Protecting Your Same-Sex Marriage with Estate Planning

With the Supreme Court overturning Roe v. Wade last week, many people are concerned that other fundamental privacy rights are in jeopardy. If you are in a same-sex marriage and you are worried about the Supreme Court overturning Obergefell v. Hodges, or if your spouse is a different color than you and you are concerned about the Supreme Court overturning Loving v. Virginia, you may not be able to protect all of your marital rights through the use of estate planning documents, but you can protect some of them.

Inclusive Language

We at California Trusts Online believe that you are who you are and you love whom you love. We serve underserved communities—those who do not need complex estate planning, those who do not have the resources for a traditional attorney-client relationship, and those who may not fit the traditional ideas of gender and relationships. We welcome the LGBTQ+ communities. We strive to include all forms of relationships and concepts of family.

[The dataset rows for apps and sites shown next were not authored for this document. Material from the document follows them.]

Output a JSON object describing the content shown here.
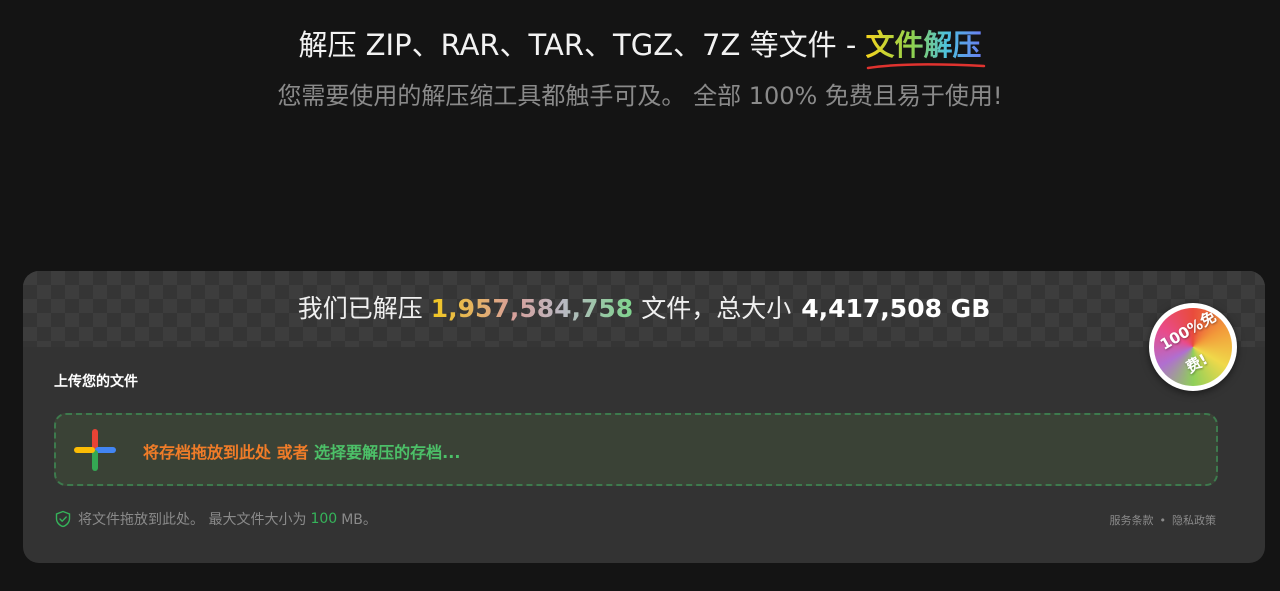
{
  "hero": {
    "title_prefix": "解压 ZIP、RAR、TAR、TGZ、7Z 等文件 - ",
    "title_highlight": "文件解压",
    "subtitle": "您需要使用的解压缩工具都触手可及。 全部 100% 免费且易于使用!"
  },
  "stats": {
    "prefix": "我们已解压",
    "file_count": "1,957,584,758",
    "middle": "文件，总大小",
    "total_size": "4,417,508 GB"
  },
  "badge": {
    "line1": "100%免",
    "line2": "费!"
  },
  "upload": {
    "title": "上传您的文件",
    "drop_text": "将存档拖放到此处 或者",
    "select_link": "选择要解压的存档..."
  },
  "footer": {
    "note_prefix": "将文件拖放到此处。 最大文件大小为",
    "max_size": "100",
    "unit": "MB。",
    "terms": "服务条款",
    "separator": "•",
    "privacy": "隐私政策"
  },
  "icons": {
    "plus": "plus-multicolor-icon",
    "shield": "shield-check-icon"
  },
  "colors": {
    "accent_orange": "#f07c28",
    "accent_green": "#4cc068",
    "card_bg": "#333333"
  }
}
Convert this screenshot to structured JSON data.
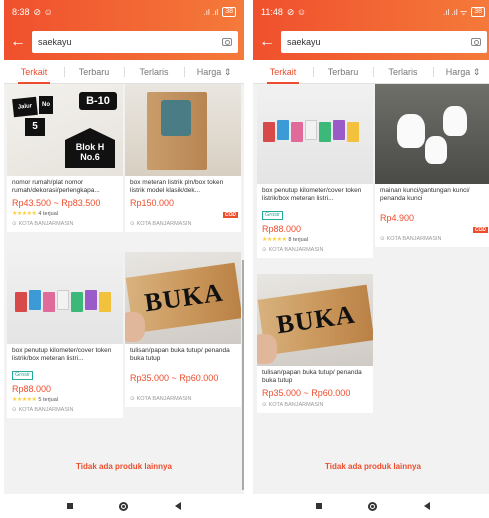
{
  "left": {
    "status": {
      "time": "8:38",
      "battery": "38"
    },
    "search": {
      "query": "saekayu"
    },
    "tabs": [
      "Terkait",
      "Terbaru",
      "Terlaris",
      "Harga"
    ],
    "active_tab": 0,
    "products": [
      {
        "name": "nomor rumah/plat nomor rumah/dekorasi/perlengkapa...",
        "price": "Rp43.500 ~ Rp83.500",
        "rating_stars": "★★★★★",
        "sold": "4 terjual",
        "location": "KOTA BANJARMASIN",
        "image": "house-number-plates"
      },
      {
        "name": "box meteran listrik pln/box token listrik model klasik/dek...",
        "price": "Rp150.000",
        "badge": "COD",
        "location": "KOTA BANJARMASIN",
        "image": "wooden-meter-box"
      },
      {
        "name": "box penutup kilometer/cover token listrik/box meteran listri...",
        "tag": "Grosir",
        "price": "Rp88.000",
        "rating_stars": "★★★★★",
        "sold": "5 terjual",
        "location": "KOTA BANJARMASIN",
        "image": "colorful-meter-boxes"
      },
      {
        "name": "tulisan/papan buka tutup/ penanda buka tutup",
        "price": "Rp35.000 ~ Rp60.000",
        "location": "KOTA BANJARMASIN",
        "image": "buka-sign"
      }
    ],
    "plate_texts": {
      "p1a": "Jalur",
      "p1b": "No",
      "p1c": "5",
      "p1d": "B-10",
      "p1e": "Blok H",
      "p1f": "No.6"
    },
    "buka_text": "BUKA",
    "end_text": "Tidak ada produk lainnya"
  },
  "right": {
    "status": {
      "time": "11:48",
      "battery": "38"
    },
    "search": {
      "query": "saekayu"
    },
    "tabs": [
      "Terkait",
      "Terbaru",
      "Terlaris",
      "Harga"
    ],
    "active_tab": 0,
    "products": [
      {
        "name": "box penutup kilometer/cover token listrik/box meteran listri...",
        "tag": "Grosir",
        "price": "Rp88.000",
        "rating_stars": "★★★★★",
        "sold": "8 terjual",
        "location": "KOTA BANJARMASIN",
        "image": "colorful-meter-boxes"
      },
      {
        "name": "mainan kunci/gantungan kunci/ penanda kunci",
        "price": "Rp4.900",
        "badge": "COD",
        "location": "KOTA BANJARMASIN",
        "image": "tooth-keychain"
      },
      {
        "name": "tulisan/papan buka tutup/ penanda buka tutup",
        "price": "Rp35.000 ~ Rp60.000",
        "location": "KOTA BANJARMASIN",
        "image": "buka-sign"
      }
    ],
    "buka_text": "BUKA",
    "end_text": "Tidak ada produk lainnya"
  },
  "icons": {
    "back": "arrow-left-icon",
    "camera": "camera-icon",
    "location": "location-pin-icon",
    "sort": "sort-icon"
  },
  "colors": {
    "brand": "#ee4d2d",
    "tag": "#26aa99",
    "star": "#ffce3d"
  }
}
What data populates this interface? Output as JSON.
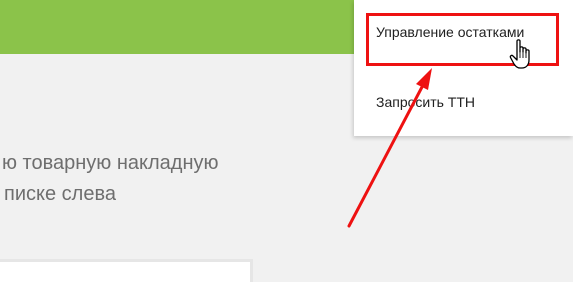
{
  "header": {
    "color": "#8bc34a"
  },
  "main": {
    "message_line1": "ю товарную накладную",
    "message_line2": "писке слева"
  },
  "dropdown_menu": {
    "items": [
      {
        "label": "Управление остатками",
        "highlighted": true
      },
      {
        "label": "Запросить ТТН"
      }
    ]
  },
  "annotation": {
    "color": "#ee1111",
    "cursor_icon": "hand-pointer-icon"
  }
}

Tough Discussions about Death and Dying

At some point in your life someone else may have to make decisions for you about your health care. If you have named an Agent in your Advance Health Care Directive, the person you have chosen will have the first priority for making health care decisions for you when you can no longer make those decisions for yourself. Does your Agent know your values well enough to make good decisions about your health care?

How Documents Work Together

For the vast majority of clients, a complete estate plan includes four documents: a Revocable Living Trust, a Pourover Will, a Financial Power of Attorney and an Advance Health Care Directive. Each document covers a different set of concerns, different assets, and different effective time periods. The two basic set of concerns are financial and health care. The two basic time periods they cover is either before or after death, and the two basic types of assets are Trust and non-Trust assets.